|The Historical Society of Somerset Hills|
While the headmaster explained that if the boy had gone through school procedures first, and kept the 'do to a number two, he would have avoided punishment, I do think that sometimes there must be exceptions to the rules, don't you?
In life, if we were all to be perfectly law-abiding citizens all the time, then we might turn a blind eye to opportunities to help others, like in the event that your best friend has leukaemia. What if Rosa Parks hadn't dared to part from the law, to challenge the status quo, and keep her bus seat to herself? What then of progress? Or if a few brave people hadn't dared to question slavery?
While railing against authority and conformity in all its forms must have a true and righteous cause, and not all rules are made to be broken because then we'd have full-on societal anarchy (anyone can steal! kill who you like! why not drive on the other side of the road?!), surely there must be special exceptions... particularly if it's a gesture of gentlemanly humanity and not all-out rebellion that's the motivation? And especially in a world where the opposite (doing things for selfish gain: money, power, fame) is commonplace.
What do you think?
Let's catch up: Over the weekend I felt like I was playing a part in the Lord of the Rings: The Fellowship of the Ring (definitely not Lord of the Flies). It was an amazing time of sharing with friends, of kindly and gentle hospitality, of meeting people where they're at and gleaning from them words of wisdom, of getting outside the self for a refreshing glimpse at someone's else, and watching the election unfold on TV in good company with running commentary.
This week's agenda: I am driving solo to Sydney to care for my dad (aka Bloke with a Bag).

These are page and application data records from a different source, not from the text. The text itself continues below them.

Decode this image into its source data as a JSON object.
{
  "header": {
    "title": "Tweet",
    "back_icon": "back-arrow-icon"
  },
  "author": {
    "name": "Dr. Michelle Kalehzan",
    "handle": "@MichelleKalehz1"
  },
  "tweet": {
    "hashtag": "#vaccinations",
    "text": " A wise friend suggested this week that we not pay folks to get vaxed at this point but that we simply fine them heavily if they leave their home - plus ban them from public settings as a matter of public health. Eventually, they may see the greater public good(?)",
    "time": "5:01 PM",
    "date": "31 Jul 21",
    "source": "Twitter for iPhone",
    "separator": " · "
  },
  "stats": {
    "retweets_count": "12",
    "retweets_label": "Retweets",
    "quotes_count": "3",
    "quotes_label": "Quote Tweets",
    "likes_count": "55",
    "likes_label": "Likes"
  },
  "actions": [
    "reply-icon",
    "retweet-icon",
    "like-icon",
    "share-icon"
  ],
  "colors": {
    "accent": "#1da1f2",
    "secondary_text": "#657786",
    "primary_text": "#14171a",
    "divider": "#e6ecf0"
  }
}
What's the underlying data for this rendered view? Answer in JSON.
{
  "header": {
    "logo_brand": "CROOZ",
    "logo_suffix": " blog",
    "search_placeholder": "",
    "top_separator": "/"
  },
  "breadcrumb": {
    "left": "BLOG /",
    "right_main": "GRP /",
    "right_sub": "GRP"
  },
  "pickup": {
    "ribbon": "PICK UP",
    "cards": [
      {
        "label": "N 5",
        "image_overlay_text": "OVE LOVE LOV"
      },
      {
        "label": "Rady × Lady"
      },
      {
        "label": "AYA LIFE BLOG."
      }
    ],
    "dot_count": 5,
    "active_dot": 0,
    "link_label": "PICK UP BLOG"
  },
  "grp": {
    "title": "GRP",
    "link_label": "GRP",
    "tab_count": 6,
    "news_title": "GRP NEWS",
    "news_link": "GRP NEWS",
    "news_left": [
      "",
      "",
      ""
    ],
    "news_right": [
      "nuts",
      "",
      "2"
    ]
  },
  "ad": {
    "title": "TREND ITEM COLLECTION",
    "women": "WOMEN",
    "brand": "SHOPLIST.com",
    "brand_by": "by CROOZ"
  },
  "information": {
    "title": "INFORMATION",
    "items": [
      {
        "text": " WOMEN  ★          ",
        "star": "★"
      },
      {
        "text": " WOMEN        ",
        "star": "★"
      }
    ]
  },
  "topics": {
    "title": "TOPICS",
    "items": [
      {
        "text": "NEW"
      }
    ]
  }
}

The Word for the Week: "For what they were not told, they will see, and what they have not heard, they will understand." Isaiah 52: 15
Quote for the Week: "To have a film about dementia in a person who is still alive is wrong. I don't think Baroness Thatcher deserved to have a film made in her lifetime. She is not without a purpose in her life – and what a remarkable life." - Lord Glendonbrook, The Sun-Herald
Dictionary.com word for the week: Tellurian \te-LOOR-ee-uhn\, adjective:
1. Of or characteristic of the earth or its inhabitants.
1. An inhabitant of the earth.
"Is it coincidence that Campbell Newman and Tony Abbott bear semblance to a sort of tellurian/extraterrestrial hybrid? The small giants of politics?"
Reading: 'Mr Justice', a profile of Lord Bingham (lawyer, historian, father, committed Protestant, wit) by Jesse Norman, author of The Big Society and Compassionate Conservativism and Bingham's son-in-law at The Economist's More Intelligent Life.
Girl With a Satchel